* **Required action**: Find every line in the records below that holds the word "this", and copy each one.
:: Records supplied ::
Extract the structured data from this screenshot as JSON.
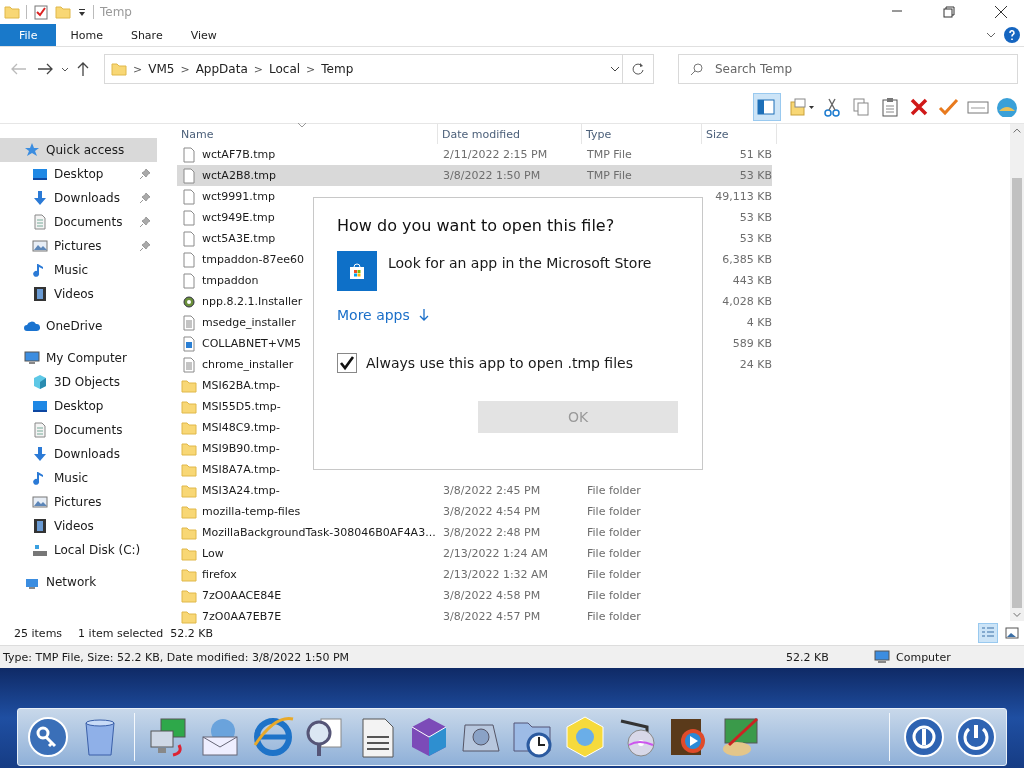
{
  "window": {
    "title": "Temp"
  },
  "ribbon_tabs": [
    {
      "label": "File",
      "kind": "file"
    },
    {
      "label": "Home",
      "kind": "plain"
    },
    {
      "label": "Share",
      "kind": "plain"
    },
    {
      "label": "View",
      "kind": "plain"
    }
  ],
  "address": {
    "path": [
      "VM5",
      "AppData",
      "Local",
      "Temp"
    ],
    "separator": ">"
  },
  "search": {
    "placeholder": "Search Temp"
  },
  "sidebar": {
    "items": [
      {
        "label": "Quick access",
        "kind": "star",
        "selected": true,
        "children": [
          {
            "label": "Desktop",
            "kind": "desktop",
            "selected": false,
            "pinned": true
          },
          {
            "label": "Downloads",
            "kind": "download",
            "selected": false,
            "pinned": true
          },
          {
            "label": "Documents",
            "kind": "document",
            "selected": false,
            "pinned": true
          },
          {
            "label": "Pictures",
            "kind": "pictures",
            "selected": false,
            "pinned": true
          },
          {
            "label": "Music",
            "kind": "music",
            "selected": false,
            "pinned": false
          },
          {
            "label": "Videos",
            "kind": "video",
            "selected": false,
            "pinned": false
          }
        ]
      },
      {
        "label": "OneDrive",
        "kind": "cloud",
        "selected": false
      },
      {
        "label": "My Computer",
        "kind": "computer",
        "selected": false,
        "children": [
          {
            "label": "3D Objects",
            "kind": "cube",
            "selected": false
          },
          {
            "label": "Desktop",
            "kind": "desktop",
            "selected": false
          },
          {
            "label": "Documents",
            "kind": "document",
            "selected": false
          },
          {
            "label": "Downloads",
            "kind": "download",
            "selected": false
          },
          {
            "label": "Music",
            "kind": "music",
            "selected": false
          },
          {
            "label": "Pictures",
            "kind": "pictures",
            "selected": false
          },
          {
            "label": "Videos",
            "kind": "video",
            "selected": false
          },
          {
            "label": "Local Disk (C:)",
            "kind": "disk",
            "selected": false
          }
        ]
      },
      {
        "label": "Network",
        "kind": "network",
        "selected": false
      }
    ]
  },
  "table": {
    "columns": [
      "Name",
      "Date modified",
      "Type",
      "Size"
    ],
    "rows": [
      {
        "name": "wctAF7B.tmp",
        "kind": "file",
        "date": "2/11/2022 2:15 PM",
        "type": "TMP File",
        "size": "51 KB",
        "selected": false
      },
      {
        "name": "wctA2B8.tmp",
        "kind": "file",
        "date": "3/8/2022 1:50 PM",
        "type": "TMP File",
        "size": "53 KB",
        "selected": true
      },
      {
        "name": "wct9991.tmp",
        "kind": "file",
        "size": "49,113 KB",
        "selected": false
      },
      {
        "name": "wct949E.tmp",
        "kind": "file",
        "size": "53 KB",
        "selected": false
      },
      {
        "name": "wct5A3E.tmp",
        "kind": "file",
        "size": "53 KB",
        "selected": false
      },
      {
        "name": "tmpaddon-87ee60",
        "kind": "file",
        "size": "6,385 KB",
        "selected": false
      },
      {
        "name": "tmpaddon",
        "kind": "file",
        "size": "443 KB",
        "selected": false
      },
      {
        "name": "npp.8.2.1.Installer",
        "kind": "installer",
        "size": "4,028 KB",
        "selected": false
      },
      {
        "name": "msedge_installer",
        "kind": "text",
        "size": "4 KB",
        "selected": false
      },
      {
        "name": "COLLABNET+VM5",
        "kind": "image",
        "size": "589 KB",
        "selected": false
      },
      {
        "name": "chrome_installer",
        "kind": "text",
        "size": "24 KB",
        "selected": false
      },
      {
        "name": "MSI62BA.tmp-",
        "kind": "folder",
        "selected": false
      },
      {
        "name": "MSI55D5.tmp-",
        "kind": "folder",
        "selected": false
      },
      {
        "name": "MSI48C9.tmp-",
        "kind": "folder",
        "selected": false
      },
      {
        "name": "MSI9B90.tmp-",
        "kind": "folder",
        "selected": false
      },
      {
        "name": "MSI8A7A.tmp-",
        "kind": "folder",
        "selected": false
      },
      {
        "name": "MSI3A24.tmp-",
        "kind": "folder",
        "date": "3/8/2022 2:45 PM",
        "type": "File folder",
        "selected": false
      },
      {
        "name": "mozilla-temp-files",
        "kind": "folder",
        "date": "3/8/2022 4:54 PM",
        "type": "File folder",
        "selected": false
      },
      {
        "name": "MozillaBackgroundTask-308046B0AF4A3...",
        "kind": "folder",
        "date": "3/8/2022 2:48 PM",
        "type": "File folder",
        "selected": false
      },
      {
        "name": "Low",
        "kind": "folder",
        "date": "2/13/2022 1:24 AM",
        "type": "File folder",
        "selected": false
      },
      {
        "name": "firefox",
        "kind": "folder",
        "date": "2/13/2022 1:32 AM",
        "type": "File folder",
        "selected": false
      },
      {
        "name": "7zO0AACE84E",
        "kind": "folder",
        "date": "3/8/2022 4:58 PM",
        "type": "File folder",
        "selected": false
      },
      {
        "name": "7zO0AA7EB7E",
        "kind": "folder",
        "date": "3/8/2022 4:57 PM",
        "type": "File folder",
        "selected": false
      }
    ]
  },
  "status_bar": {
    "items": "25 items",
    "selection": "1 item selected",
    "selection_size": "52.2 KB"
  },
  "details_bar": {
    "description": "Type: TMP File, Size: 52.2 KB, Date modified: 3/8/2022 1:50 PM",
    "size": "52.2 KB",
    "zone": "Computer"
  },
  "dialog": {
    "title": "How do you want to open this file?",
    "option": "Look for an app in the Microsoft Store",
    "more_link": "More apps",
    "checkbox": {
      "label": "Always use this app to open .tmp files",
      "checked": true
    },
    "ok_button": {
      "label": "OK",
      "disabled": true
    }
  }
}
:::
* **Exercise response**:
Extract the structured data from this screenshot as JSON.
    "title": "How do you want to open this file?",
      "label": "Always use this app to open .tmp files",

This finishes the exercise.